Word for word, restate all of the data shown below.

-- Extracted records --
########

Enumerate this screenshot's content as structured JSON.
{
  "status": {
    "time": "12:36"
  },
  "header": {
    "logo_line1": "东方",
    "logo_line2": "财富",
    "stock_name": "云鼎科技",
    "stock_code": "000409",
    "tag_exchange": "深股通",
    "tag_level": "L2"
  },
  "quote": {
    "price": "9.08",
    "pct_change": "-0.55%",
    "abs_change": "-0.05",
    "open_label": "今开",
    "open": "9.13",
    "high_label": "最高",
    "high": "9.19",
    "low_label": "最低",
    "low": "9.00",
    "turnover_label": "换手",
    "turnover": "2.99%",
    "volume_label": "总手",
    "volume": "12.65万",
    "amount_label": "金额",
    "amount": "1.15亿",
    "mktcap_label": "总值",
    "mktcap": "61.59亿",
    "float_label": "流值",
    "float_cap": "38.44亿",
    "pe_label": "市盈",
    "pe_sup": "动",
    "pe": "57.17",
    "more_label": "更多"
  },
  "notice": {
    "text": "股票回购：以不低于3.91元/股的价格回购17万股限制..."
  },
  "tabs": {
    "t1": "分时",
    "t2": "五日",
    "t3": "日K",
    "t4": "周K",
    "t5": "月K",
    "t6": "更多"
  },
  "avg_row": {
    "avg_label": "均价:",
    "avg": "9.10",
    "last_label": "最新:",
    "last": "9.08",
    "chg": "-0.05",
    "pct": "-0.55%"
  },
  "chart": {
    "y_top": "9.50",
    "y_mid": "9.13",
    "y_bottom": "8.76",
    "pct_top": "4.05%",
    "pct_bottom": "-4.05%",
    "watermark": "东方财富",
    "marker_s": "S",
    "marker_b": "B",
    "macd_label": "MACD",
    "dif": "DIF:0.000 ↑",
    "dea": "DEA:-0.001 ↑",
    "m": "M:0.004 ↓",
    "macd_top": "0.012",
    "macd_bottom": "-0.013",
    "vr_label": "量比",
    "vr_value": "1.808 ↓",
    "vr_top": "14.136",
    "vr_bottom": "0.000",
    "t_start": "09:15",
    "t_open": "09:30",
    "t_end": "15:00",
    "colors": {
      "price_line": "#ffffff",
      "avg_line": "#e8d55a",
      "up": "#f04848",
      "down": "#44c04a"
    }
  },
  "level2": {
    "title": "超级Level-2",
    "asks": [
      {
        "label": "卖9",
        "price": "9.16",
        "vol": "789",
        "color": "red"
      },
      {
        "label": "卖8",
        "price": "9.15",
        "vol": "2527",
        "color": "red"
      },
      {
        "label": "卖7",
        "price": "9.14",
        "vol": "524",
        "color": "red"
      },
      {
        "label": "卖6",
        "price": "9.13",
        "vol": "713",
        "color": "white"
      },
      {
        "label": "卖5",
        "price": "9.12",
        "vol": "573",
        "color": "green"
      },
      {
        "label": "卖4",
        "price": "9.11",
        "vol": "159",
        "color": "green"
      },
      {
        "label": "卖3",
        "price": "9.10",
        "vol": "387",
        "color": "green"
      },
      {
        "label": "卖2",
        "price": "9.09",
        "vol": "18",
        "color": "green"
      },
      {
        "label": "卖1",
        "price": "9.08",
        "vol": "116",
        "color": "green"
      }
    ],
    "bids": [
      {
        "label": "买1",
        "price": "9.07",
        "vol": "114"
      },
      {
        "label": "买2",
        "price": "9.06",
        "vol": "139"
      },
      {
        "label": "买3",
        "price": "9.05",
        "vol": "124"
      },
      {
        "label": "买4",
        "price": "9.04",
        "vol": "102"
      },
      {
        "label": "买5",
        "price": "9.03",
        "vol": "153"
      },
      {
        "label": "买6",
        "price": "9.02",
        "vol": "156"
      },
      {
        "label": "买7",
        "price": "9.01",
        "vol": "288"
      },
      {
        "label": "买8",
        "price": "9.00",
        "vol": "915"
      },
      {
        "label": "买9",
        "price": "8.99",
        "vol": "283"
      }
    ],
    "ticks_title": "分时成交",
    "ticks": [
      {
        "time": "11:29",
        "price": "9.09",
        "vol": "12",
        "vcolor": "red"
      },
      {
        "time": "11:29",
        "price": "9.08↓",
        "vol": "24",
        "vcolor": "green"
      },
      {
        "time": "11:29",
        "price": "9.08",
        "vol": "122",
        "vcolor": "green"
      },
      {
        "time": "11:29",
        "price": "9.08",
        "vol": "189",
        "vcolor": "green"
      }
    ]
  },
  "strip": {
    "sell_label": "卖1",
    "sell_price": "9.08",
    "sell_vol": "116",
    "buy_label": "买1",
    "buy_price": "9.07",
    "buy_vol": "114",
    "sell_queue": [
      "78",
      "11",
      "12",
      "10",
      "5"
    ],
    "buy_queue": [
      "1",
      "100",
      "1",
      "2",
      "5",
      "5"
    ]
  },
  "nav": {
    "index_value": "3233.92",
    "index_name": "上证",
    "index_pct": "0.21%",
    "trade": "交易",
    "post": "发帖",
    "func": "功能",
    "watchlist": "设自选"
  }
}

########

-- Result below --
Enumerate this screenshot's content as structured JSON.
{
  "status": {
    "time": "12:36"
  },
  "header": {
    "logo_line1": "东方",
    "logo_line2": "财富",
    "stock_name": "云鼎科技",
    "stock_code": "000409",
    "tag_exchange": "深股通",
    "tag_level": "L2"
  },
  "quote": {
    "price": "9.08",
    "pct_change": "-0.55%",
    "abs_change": "-0.05",
    "open_label": "今开",
    "open": "9.13",
    "high_label": "最高",
    "high": "9.19",
    "low_label": "最低",
    "low": "9.00",
    "turnover_label": "换手",
    "turnover": "2.99%",
    "volume_label": "总手",
    "volume": "12.65万",
    "amount_label": "金额",
    "amount": "1.15亿",
    "mktcap_label": "总值",
    "mktcap": "61.59亿",
    "float_label": "流值",
    "float_cap": "38.44亿",
    "pe_label": "市盈",
    "pe_sup": "动",
    "pe": "57.17",
    "more_label": "更多"
  },
  "notice": {
    "text": "股票回购：以不低于3.91元/股的价格回购17万股限制..."
  },
  "tabs": {
    "t1": "分时",
    "t2": "五日",
    "t3": "日K",
    "t4": "周K",
    "t5": "月K",
    "t6": "更多"
  },
  "avg_row": {
    "avg_label": "均价:",
    "avg": "9.10",
    "last_label": "最新:",
    "last": "9.08",
    "chg": "-0.05",
    "pct": "-0.55%"
  },
  "chart": {
    "y_top": "9.50",
    "y_mid": "9.13",
    "y_bottom": "8.76",
    "pct_top": "4.05%",
    "pct_bottom": "-4.05%",
    "watermark": "东方财富",
    "marker_s": "S",
    "marker_b": "B",
    "macd_label": "MACD",
    "dif": "DIF:0.000 ↑",
    "dea": "DEA:-0.001 ↑",
    "m": "M:0.004 ↓",
    "macd_top": "0.012",
    "macd_bottom": "-0.013",
    "vr_label": "量比",
    "vr_value": "1.808 ↓",
    "vr_top": "14.136",
    "vr_bottom": "0.000",
    "t_start": "09:15",
    "t_open": "09:30",
    "t_end": "15:00",
    "colors": {
      "price_line": "#ffffff",
      "avg_line": "#e8d55a",
      "up": "#f04848",
      "down": "#44c04a"
    }
  },
  "level2": {
    "title": "超级Level-2",
    "asks": [
      {
        "label": "卖9",
        "price": "9.16",
        "vol": "789",
        "color": "red"
      },
      {
        "label": "卖8",
        "price": "9.15",
        "vol": "2527",
        "color": "red"
      },
      {
        "label": "卖7",
        "price": "9.14",
        "vol": "524",
        "color": "red"
      },
      {
        "label": "卖6",
        "price": "9.13",
        "vol": "713",
        "color": "white"
      },
      {
        "label": "卖5",
        "price": "9.12",
        "vol": "573",
        "color": "green"
      },
      {
        "label": "卖4",
        "price": "9.11",
        "vol": "159",
        "color": "green"
      },
      {
        "label": "卖3",
        "price": "9.10",
        "vol": "387",
        "color": "green"
      },
      {
        "label": "卖2",
        "price": "9.09",
        "vol": "18",
        "color": "green"
      },
      {
        "label": "卖1",
        "price": "9.08",
        "vol": "116",
        "color": "green"
      }
    ],
    "bids": [
      {
        "label": "买1",
        "price": "9.07",
        "vol": "114"
      },
      {
        "label": "买2",
        "price": "9.06",
        "vol": "139"
      },
      {
        "label": "买3",
        "price": "9.05",
        "vol": "124"
      },
      {
        "label": "买4",
        "price": "9.04",
        "vol": "102"
      },
      {
        "label": "买5",
        "price": "9.03",
        "vol": "153"
      },
      {
        "label": "买6",
        "price": "9.02",
        "vol": "156"
      },
      {
        "label": "买7",
        "price": "9.01",
        "vol": "288"
      },
      {
        "label": "买8",
        "price": "9.00",
        "vol": "915"
      },
      {
        "label": "买9",
        "price": "8.99",
        "vol": "283"
      }
    ],
    "ticks_title": "分时成交",
    "ticks": [
      {
        "time": "11:29",
        "price": "9.09",
        "vol": "12",
        "vcolor": "red"
      },
      {
        "time": "11:29",
        "price": "9.08↓",
        "vol": "24",
        "vcolor": "green"
      },
      {
        "time": "11:29",
        "price": "9.08",
        "vol": "122",
        "vcolor": "green"
      },
      {
        "time": "11:29",
        "price": "9.08",
        "vol": "189",
        "vcolor": "green"
      }
    ]
  },
  "strip": {
    "sell_label": "卖1",
    "sell_price": "9.08",
    "sell_vol": "116",
    "buy_label": "买1",
    "buy_price": "9.07",
    "buy_vol": "114",
    "sell_queue": [
      "78",
      "11",
      "12",
      "10",
      "5"
    ],
    "buy_queue": [
      "1",
      "100",
      "1",
      "2",
      "5",
      "5"
    ]
  },
  "nav": {
    "index_value": "3233.92",
    "index_name": "上证",
    "index_pct": "0.21%",
    "trade": "交易",
    "post": "发帖",
    "func": "功能",
    "watchlist": "设自选"
  }
}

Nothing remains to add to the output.